Element data from apps and pages:
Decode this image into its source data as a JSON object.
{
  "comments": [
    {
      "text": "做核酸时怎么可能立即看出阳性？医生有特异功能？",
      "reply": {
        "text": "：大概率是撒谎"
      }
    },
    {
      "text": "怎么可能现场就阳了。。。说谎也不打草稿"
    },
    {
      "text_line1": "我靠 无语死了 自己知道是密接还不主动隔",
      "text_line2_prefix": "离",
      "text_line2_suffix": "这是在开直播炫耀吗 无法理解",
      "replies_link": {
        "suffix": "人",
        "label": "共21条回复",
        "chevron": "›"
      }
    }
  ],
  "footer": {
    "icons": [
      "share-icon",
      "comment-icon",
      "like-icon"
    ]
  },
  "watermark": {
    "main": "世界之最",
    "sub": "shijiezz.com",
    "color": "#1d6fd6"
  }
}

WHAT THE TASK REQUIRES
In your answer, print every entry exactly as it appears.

REPLY
Decode this image into its source data as a JSON object.
{
  "comments": [
    {
      "text": "做核酸时怎么可能立即看出阳性？医生有特异功能？",
      "reply": {
        "text": "：大概率是撒谎"
      }
    },
    {
      "text": "怎么可能现场就阳了。。。说谎也不打草稿"
    },
    {
      "text_line1": "我靠 无语死了 自己知道是密接还不主动隔",
      "text_line2_prefix": "离",
      "text_line2_suffix": "这是在开直播炫耀吗 无法理解",
      "replies_link": {
        "suffix": "人",
        "label": "共21条回复",
        "chevron": "›"
      }
    }
  ],
  "footer": {
    "icons": [
      "share-icon",
      "comment-icon",
      "like-icon"
    ]
  },
  "watermark": {
    "main": "世界之最",
    "sub": "shijiezz.com",
    "color": "#1d6fd6"
  }
}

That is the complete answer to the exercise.